A hepatitis C outbreak at a Northeastern U.S. hospital has spread concerns across at least six states, including Arizona. A 32-year-old medical technician was arrested Thursday. Authorities believe that his use of the powerful anesthetic fentanyl led to the hepatitis C outbreak at the hospital. Fentanyl is like morphine's big brother.
Authorities believe that the medical technician infected more than 30 patients at the single location, but the technician has worked at hospitals in recent years in several other states, including Arizona.

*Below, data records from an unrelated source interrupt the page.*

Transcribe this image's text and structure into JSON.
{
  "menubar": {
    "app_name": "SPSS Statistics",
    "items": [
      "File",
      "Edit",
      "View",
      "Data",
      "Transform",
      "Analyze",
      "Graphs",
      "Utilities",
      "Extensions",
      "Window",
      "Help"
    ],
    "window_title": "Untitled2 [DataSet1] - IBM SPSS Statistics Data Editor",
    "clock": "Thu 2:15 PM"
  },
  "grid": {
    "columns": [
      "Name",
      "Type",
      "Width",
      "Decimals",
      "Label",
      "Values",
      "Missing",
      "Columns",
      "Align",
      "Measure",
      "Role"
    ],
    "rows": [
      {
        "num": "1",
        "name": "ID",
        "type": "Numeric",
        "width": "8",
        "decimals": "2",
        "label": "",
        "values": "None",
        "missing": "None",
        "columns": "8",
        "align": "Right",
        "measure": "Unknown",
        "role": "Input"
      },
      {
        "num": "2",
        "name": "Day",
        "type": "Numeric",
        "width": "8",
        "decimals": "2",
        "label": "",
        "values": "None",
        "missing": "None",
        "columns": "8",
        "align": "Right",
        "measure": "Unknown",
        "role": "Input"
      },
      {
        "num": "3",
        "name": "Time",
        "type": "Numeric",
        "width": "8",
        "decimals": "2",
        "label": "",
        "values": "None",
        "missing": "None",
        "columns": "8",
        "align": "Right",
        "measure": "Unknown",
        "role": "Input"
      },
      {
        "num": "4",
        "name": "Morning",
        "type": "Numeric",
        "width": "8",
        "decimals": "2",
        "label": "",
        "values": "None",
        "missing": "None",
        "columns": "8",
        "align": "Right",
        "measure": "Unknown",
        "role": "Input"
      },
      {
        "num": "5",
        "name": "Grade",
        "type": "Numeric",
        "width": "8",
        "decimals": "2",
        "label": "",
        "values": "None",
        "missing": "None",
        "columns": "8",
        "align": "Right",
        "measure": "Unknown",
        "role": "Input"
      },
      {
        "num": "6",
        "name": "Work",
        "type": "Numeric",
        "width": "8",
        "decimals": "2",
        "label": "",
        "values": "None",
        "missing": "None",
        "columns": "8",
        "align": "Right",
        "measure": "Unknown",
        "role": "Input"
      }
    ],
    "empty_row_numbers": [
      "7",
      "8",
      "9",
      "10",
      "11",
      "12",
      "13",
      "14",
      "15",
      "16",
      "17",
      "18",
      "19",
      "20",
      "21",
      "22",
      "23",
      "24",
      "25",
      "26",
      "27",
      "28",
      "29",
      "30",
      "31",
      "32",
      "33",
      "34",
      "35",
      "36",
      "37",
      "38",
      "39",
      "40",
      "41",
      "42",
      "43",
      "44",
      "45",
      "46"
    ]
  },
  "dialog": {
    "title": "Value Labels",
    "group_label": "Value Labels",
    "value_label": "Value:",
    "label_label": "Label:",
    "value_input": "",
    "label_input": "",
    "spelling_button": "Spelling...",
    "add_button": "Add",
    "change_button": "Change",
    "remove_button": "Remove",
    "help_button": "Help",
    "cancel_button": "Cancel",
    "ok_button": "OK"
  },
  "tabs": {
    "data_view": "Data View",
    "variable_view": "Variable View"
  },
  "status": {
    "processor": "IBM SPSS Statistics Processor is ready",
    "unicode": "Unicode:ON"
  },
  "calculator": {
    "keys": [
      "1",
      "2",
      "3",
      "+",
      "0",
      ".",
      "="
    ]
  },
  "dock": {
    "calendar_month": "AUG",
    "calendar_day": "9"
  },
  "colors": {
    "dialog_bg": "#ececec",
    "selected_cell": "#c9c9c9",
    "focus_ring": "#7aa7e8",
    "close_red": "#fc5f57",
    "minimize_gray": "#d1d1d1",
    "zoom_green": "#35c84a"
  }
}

The current allegations in the Northeastern U.S. say that the medical technician took syringes of fentanyl from the cardiac catheterization lab for his own use and then returned the dirty syringes to the lab. The dirty syringes were later used on patients at the hospital. At least one medical malpractice lawsuit has already been filed, and others are expected.
The FBI says that the technician used a scheme that the feds characterize as drug diversion. The medical worker uses a drug meant for patients, and then replaces the drug with some form of substitute substance, such as saline.
Coworkers of the man accused of being a serial infector say that he would often report to work on days when he was not scheduled. The witnesses say that the technician also would exit the lab after procedures "sweating profusely," and looking as if he was "on something," according to the FBI.
The man accused of serial infection in the Northeast had previously worked in the cardiac catheterization labs at two Arizona hospitals. The tech worked at Arizona Heart Hospital from March 2009 to June 2010, according to the Phoenix New Times. The tech also reportedly worked at Maryville Hospital in Phoenix from March 2010 to April 2010.
The medical technician says that he was unaware that he had hepatitis C until May of this year. However, sources say that the technician had been diagnosed as early as June 2010.
The medical technician had been what many are calling a travelling technician who worked for a temporary staffing agency. Apparently, the Northeastern U.S. hospital where the hepatitis C outbreak occurred had hired the worker on full-time. The recently filed lawsuit accuses the temporary staffing agency of negligence in hiring and in the supervision of the medical technician.
The Maricopa Department of Public Health says patients who may have come in contact with the technician in either of the two Arizona hospitals can call 602-674-6844 for information on hepatitis C screenings, according to the Phoenix New Times.
- Phoenix New Times, "David Kwiatkowski, Suspected of Infecting Patients with Hepatitis C in New Hampshire, Also Worked at Two Arizona Hospitals," Jason Lewis, July 26, 2012
- Boston Globe, "6 states trace path of worker accused of infecting patients with hepatitis C," Chelsea Conoboy, July 23, 2012